Robert Wagner is Alexander Mundy, a professional burglar with exquisite tastes and a yen for luxury. Sentenced to jail for his illicit activities, he receives a break when a covert U.S. spy agency recognizes that he has some useful skills. The agency will allow him get him out of prison if he works for them by stealing as needed. The agency then sponsors Mundy as he jets about the world and enjoys the life of an international playboy while completing his missions. His father (played by Fred Astaire) is also an accomplished thief, so they occasionally team up to negotiate better deals from the agency for their assignments.
Lancelot Link, Secret Chimp (1970-1971)
Lancelot Link is a live action series exclusively featuring a cast of chimpanzees. Borrowing a technique from Mr. Ed, human actors dub voices over the mouth movements of chimps that are dressed in stereotypical cloak and dagger costumes. Link works for Agency to Prevent Evil (A.P.E.) to battle the henchmen of the Criminal Headquarters for the Underworld’s Master Plan (C.H.U.M.P.) and the evil mastermind Baron von Butcher. When not busy saving the world, Link dons his hippie outfit and plays guitar in The Evolution Revolution – a band that is well overdue for a reunion tour.
Mission: Impossible (1966-1973)
Although they may not realize it, people who have never seen the TV show are still familiar with the iconic opening sequence because of the countless tributes. Peter Graves as Jim Phelps receives instructions via a recorded message stating “your mission, should you choose to accept it” before the playback machine self-destructs. The show’s driving theme music then kicks in and we are off on another daring adventure. The TV show has always enjoyed a global audience, though the plots at times have been perceived by some international viewers as typifying U.S. foreign policy due to the number of missions that involve interfering in domestic affairs of other nations. The 1996 movie version and three sequels solidified Tom Cruise’s box office status.
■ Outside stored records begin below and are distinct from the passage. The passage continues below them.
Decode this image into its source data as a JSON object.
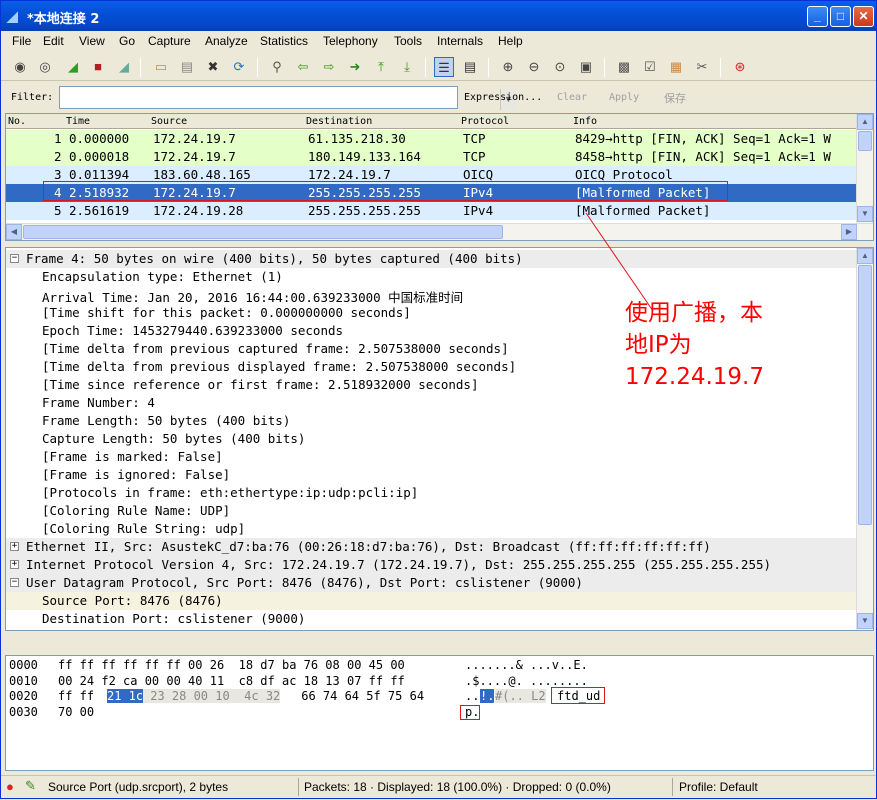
{
  "window": {
    "title": "*本地连接 2",
    "min": "_",
    "max": "□",
    "close": "✕"
  },
  "menu": [
    "File",
    "Edit",
    "View",
    "Go",
    "Capture",
    "Analyze",
    "Statistics",
    "Telephony",
    "Tools",
    "Internals",
    "Help"
  ],
  "filter": {
    "label": "Filter:",
    "value": "",
    "expression": "Expression...",
    "clear": "Clear",
    "apply": "Apply",
    "save": "保存"
  },
  "packet_list": {
    "headers": [
      "No.",
      "Time",
      "Source",
      "Destination",
      "Protocol",
      "Info"
    ],
    "rows": [
      {
        "no": "1",
        "time": "0.000000",
        "src": "172.24.19.7",
        "dst": "61.135.218.30",
        "proto": "TCP",
        "info": "8429→http [FIN, ACK] Seq=1 Ack=1 W",
        "bg": "#e4ffc7"
      },
      {
        "no": "2",
        "time": "0.000018",
        "src": "172.24.19.7",
        "dst": "180.149.133.164",
        "proto": "TCP",
        "info": "8458→http [FIN, ACK] Seq=1 Ack=1 W",
        "bg": "#e4ffc7"
      },
      {
        "no": "3",
        "time": "0.011394",
        "src": "183.60.48.165",
        "dst": "172.24.19.7",
        "proto": "OICQ",
        "info": "OICQ Protocol",
        "bg": "#daeeff"
      },
      {
        "no": "4",
        "time": "2.518932",
        "src": "172.24.19.7",
        "dst": "255.255.255.255",
        "proto": "IPv4",
        "info": "[Malformed Packet]",
        "bg": "#316ac5",
        "selected": true
      },
      {
        "no": "5",
        "time": "2.561619",
        "src": "172.24.19.28",
        "dst": "255.255.255.255",
        "proto": "IPv4",
        "info": "[Malformed Packet]",
        "bg": "#daeeff"
      }
    ]
  },
  "details": [
    {
      "text": "Frame 4: 50 bytes on wire (400 bits), 50 bytes captured (400 bits)",
      "level": 0,
      "exp": "−",
      "bg": "#ececec"
    },
    {
      "text": "Encapsulation type: Ethernet (1)",
      "level": 1
    },
    {
      "text": "Arrival Time: Jan 20, 2016 16:44:00.639233000 中国标准时间",
      "level": 1
    },
    {
      "text": "[Time shift for this packet: 0.000000000 seconds]",
      "level": 1
    },
    {
      "text": "Epoch Time: 1453279440.639233000 seconds",
      "level": 1
    },
    {
      "text": "[Time delta from previous captured frame: 2.507538000 seconds]",
      "level": 1
    },
    {
      "text": "[Time delta from previous displayed frame: 2.507538000 seconds]",
      "level": 1
    },
    {
      "text": "[Time since reference or first frame: 2.518932000 seconds]",
      "level": 1
    },
    {
      "text": "Frame Number: 4",
      "level": 1
    },
    {
      "text": "Frame Length: 50 bytes (400 bits)",
      "level": 1
    },
    {
      "text": "Capture Length: 50 bytes (400 bits)",
      "level": 1
    },
    {
      "text": "[Frame is marked: False]",
      "level": 1
    },
    {
      "text": "[Frame is ignored: False]",
      "level": 1
    },
    {
      "text": "[Protocols in frame: eth:ethertype:ip:udp:pcli:ip]",
      "level": 1
    },
    {
      "text": "[Coloring Rule Name: UDP]",
      "level": 1
    },
    {
      "text": "[Coloring Rule String: udp]",
      "level": 1
    },
    {
      "text": "Ethernet II, Src: AsustekC_d7:ba:76 (00:26:18:d7:ba:76), Dst: Broadcast (ff:ff:ff:ff:ff:ff)",
      "level": 0,
      "exp": "+",
      "bg": "#ececec"
    },
    {
      "text": "Internet Protocol Version 4, Src: 172.24.19.7 (172.24.19.7), Dst: 255.255.255.255 (255.255.255.255)",
      "level": 0,
      "exp": "+",
      "bg": "#ececec"
    },
    {
      "text": "User Datagram Protocol, Src Port: 8476 (8476), Dst Port: cslistener (9000)",
      "level": 0,
      "exp": "−",
      "bg": "#ececec"
    },
    {
      "text": "Source Port: 8476 (8476)",
      "level": 1,
      "bg": "#f5f3df"
    },
    {
      "text": "Destination Port: cslistener (9000)",
      "level": 1
    }
  ],
  "hex": [
    {
      "offset": "0000",
      "bytes": "ff ff ff ff ff ff 00 26  18 d7 ba 76 08 00 45 00",
      "ascii": ".......& ...v..E."
    },
    {
      "offset": "0010",
      "bytes": "00 24 f2 ca 00 00 40 11  c8 df ac 18 13 07 ff ff",
      "ascii": ".$....@. ........"
    },
    {
      "offset": "0020",
      "bytes_a": "ff ff ",
      "bytes_sel": "21 1c",
      "bytes_gray": " 23 28 00 10  4c 32",
      "bytes_b": " 66 74 64 5f 75 64",
      "ascii_a": "..",
      "ascii_sel": "!.",
      "ascii_gray": "#(.. L2",
      "ascii_b": "ftd_ud"
    },
    {
      "offset": "0030",
      "bytes": "70 00",
      "ascii": "p."
    }
  ],
  "annotation": {
    "line1": "使用广播，本",
    "line2": "地IP为",
    "line3": "172.24.19.7"
  },
  "status": {
    "field": "Source Port (udp.srcport), 2 bytes",
    "packets": "Packets: 18 · Displayed: 18 (100.0%) · Dropped: 0 (0.0%)",
    "profile": "Profile: Default"
  }
}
The Sandbaggers (1978-1980)
Blazing shootouts. Thrilling car chases. Furious fistfights. Passionate love affairs. You will see none of these scenes in The Sandbaggers. The series takes a real world approach to the profession of espionage, meaning that the agents of the Secret Intelligence Service spend most episodes discussing cases and trying to work around bureaucracy. These agents cannot hide their disdain (or perhaps envy) for the high octane lives of their fictional counterparts. Spying is not the safest line of work so there are occasional casualties, but most incidents happen off screen. With the emphasis on dialogue over action, The Sandbaggers is considered “a thinking man’s” spy show.
Scarecrow and Mrs. King (1983-1987)
Former original Charlie’s Angel Kate Jackson plays a suburban divorced mother who gets caught up in a spy caper when agent “Scarecrow” randomly ditches a package with her during her daily commute. The thrill of the incident prompts her to begin a second career in espionage and she becomes Scarecrow’s professional partner. Following the standard formula, the two are obviously attracted to each other but can’t/won’t admit it and try to keep a wall between them until they finally begin a romantic relationship. The show devolves into routine spy missions that usually involve oddly yuppie enemy spies with questionable Russian accents.